• **Task objective**:
Only lines that contain the word "folder" belong in the answer; copy them from the records below.

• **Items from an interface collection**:
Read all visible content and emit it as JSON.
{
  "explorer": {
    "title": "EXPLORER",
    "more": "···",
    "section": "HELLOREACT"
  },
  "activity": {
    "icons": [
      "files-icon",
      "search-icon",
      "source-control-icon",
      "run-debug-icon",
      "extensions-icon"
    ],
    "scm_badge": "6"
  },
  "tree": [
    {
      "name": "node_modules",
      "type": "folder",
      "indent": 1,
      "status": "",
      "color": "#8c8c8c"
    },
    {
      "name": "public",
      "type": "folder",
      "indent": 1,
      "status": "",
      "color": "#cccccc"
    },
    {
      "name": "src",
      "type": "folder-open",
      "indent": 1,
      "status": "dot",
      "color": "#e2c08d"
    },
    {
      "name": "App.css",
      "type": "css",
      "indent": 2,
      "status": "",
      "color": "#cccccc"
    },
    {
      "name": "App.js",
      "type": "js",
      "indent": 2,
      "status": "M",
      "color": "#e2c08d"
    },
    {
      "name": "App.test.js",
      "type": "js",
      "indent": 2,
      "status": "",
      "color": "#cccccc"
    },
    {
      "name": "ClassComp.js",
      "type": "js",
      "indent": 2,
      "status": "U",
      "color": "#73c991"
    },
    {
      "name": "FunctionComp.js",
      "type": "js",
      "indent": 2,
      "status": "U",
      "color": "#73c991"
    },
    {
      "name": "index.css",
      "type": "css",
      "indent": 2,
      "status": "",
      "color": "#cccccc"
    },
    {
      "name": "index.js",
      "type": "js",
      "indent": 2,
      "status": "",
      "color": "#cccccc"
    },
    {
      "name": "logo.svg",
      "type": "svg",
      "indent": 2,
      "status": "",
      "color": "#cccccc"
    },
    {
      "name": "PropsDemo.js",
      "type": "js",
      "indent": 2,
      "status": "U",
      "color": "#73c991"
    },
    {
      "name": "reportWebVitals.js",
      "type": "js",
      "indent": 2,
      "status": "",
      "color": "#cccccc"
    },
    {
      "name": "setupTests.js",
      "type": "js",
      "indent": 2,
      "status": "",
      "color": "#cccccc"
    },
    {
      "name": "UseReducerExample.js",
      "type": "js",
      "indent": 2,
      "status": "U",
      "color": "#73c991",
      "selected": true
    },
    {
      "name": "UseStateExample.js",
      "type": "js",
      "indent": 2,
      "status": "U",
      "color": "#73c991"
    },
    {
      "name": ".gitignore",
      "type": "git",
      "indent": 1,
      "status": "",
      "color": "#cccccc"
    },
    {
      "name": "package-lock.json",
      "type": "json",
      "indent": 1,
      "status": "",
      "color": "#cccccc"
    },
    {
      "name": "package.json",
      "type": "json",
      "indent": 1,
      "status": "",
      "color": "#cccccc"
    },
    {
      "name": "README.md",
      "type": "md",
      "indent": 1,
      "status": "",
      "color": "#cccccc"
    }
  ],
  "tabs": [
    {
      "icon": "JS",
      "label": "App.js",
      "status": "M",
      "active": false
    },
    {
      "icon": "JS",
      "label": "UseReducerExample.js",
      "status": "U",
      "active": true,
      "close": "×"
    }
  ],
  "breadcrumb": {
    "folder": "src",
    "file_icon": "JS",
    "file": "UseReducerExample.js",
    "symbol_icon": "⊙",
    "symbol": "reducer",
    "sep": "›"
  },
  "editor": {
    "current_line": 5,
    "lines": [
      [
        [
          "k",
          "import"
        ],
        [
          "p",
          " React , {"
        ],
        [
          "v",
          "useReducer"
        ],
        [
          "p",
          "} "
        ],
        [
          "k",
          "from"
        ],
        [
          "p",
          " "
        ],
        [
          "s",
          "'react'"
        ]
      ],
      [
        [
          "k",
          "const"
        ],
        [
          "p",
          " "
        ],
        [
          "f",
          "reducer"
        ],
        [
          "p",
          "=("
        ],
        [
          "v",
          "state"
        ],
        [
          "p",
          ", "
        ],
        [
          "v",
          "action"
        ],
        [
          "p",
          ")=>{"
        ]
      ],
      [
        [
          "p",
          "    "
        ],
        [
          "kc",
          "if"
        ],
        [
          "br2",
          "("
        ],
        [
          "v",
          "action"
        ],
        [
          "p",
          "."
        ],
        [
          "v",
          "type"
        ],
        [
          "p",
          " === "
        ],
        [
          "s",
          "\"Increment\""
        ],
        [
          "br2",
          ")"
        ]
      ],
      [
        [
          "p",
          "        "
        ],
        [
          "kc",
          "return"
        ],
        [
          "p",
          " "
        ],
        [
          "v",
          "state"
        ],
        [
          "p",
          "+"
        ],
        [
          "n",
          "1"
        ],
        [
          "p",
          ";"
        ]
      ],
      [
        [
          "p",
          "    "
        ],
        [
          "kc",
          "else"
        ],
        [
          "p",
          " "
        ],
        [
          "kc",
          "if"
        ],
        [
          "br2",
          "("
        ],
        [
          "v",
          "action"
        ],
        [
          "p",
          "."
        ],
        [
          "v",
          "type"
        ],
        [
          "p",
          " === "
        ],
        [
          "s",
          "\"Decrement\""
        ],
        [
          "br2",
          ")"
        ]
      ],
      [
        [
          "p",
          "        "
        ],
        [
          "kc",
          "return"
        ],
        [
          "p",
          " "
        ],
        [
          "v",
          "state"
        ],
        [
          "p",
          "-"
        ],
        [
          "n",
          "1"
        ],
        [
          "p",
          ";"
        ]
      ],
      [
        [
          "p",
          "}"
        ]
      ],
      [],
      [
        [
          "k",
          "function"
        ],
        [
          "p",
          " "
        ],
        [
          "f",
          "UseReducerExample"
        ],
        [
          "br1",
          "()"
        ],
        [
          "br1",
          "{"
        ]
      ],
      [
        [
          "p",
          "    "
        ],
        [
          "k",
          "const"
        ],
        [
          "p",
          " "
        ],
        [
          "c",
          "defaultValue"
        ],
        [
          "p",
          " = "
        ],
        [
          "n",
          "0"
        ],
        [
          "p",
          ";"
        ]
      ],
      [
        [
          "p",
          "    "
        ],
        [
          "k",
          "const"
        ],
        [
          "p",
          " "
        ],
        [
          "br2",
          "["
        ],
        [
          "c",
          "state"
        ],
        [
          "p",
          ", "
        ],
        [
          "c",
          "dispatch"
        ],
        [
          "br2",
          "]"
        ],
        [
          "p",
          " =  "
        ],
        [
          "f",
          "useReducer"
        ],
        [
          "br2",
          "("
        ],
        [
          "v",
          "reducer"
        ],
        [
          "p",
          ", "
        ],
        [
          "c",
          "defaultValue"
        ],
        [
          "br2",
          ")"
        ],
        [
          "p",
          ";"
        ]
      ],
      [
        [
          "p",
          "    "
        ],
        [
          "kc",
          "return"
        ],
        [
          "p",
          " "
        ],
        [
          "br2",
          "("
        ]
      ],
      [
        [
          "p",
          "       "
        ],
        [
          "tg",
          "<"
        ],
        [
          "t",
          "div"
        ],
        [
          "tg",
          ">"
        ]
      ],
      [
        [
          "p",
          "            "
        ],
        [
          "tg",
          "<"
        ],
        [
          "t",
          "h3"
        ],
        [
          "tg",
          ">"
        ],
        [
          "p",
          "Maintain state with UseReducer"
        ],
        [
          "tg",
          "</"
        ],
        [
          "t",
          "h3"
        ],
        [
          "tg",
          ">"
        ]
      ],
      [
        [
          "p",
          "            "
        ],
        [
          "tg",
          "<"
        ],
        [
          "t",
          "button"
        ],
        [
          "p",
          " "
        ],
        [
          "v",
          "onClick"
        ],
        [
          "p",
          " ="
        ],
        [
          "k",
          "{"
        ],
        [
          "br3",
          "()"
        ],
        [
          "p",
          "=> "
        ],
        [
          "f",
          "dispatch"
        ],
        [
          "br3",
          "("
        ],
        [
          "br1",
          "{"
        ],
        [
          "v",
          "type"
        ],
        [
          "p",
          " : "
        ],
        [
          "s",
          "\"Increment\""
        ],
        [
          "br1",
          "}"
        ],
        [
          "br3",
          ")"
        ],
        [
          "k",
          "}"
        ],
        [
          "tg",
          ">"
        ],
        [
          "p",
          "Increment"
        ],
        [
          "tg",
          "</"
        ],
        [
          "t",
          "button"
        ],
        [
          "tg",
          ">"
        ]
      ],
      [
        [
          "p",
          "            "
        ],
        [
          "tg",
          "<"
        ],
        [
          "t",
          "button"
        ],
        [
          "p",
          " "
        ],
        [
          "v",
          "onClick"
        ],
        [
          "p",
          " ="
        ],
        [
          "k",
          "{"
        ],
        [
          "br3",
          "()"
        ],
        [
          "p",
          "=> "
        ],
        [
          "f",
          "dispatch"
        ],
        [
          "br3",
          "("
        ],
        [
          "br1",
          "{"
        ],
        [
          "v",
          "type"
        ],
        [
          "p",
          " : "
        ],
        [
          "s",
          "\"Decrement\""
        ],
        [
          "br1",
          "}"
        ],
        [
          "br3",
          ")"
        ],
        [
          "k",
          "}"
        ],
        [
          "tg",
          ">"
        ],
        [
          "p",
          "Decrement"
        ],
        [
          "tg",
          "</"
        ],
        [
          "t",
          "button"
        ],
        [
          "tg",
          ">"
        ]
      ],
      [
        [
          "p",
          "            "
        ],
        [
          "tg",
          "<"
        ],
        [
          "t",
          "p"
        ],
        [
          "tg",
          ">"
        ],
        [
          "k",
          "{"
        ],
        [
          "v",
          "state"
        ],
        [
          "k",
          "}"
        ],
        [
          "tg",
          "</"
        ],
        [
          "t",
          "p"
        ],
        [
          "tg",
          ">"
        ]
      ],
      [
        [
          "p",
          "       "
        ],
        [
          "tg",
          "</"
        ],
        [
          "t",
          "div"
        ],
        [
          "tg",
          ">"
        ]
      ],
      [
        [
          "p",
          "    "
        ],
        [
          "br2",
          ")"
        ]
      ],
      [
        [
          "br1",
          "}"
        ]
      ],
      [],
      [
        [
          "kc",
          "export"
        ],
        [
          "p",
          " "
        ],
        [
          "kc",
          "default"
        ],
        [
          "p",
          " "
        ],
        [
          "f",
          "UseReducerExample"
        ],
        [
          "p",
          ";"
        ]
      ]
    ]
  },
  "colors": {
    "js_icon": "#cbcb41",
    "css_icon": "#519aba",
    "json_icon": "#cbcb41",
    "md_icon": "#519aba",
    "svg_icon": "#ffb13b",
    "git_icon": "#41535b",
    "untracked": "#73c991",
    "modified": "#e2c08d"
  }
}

• **Solution**:
      "type": "folder",
      "type": "folder",
      "type": "folder-open",
    "folder": "src",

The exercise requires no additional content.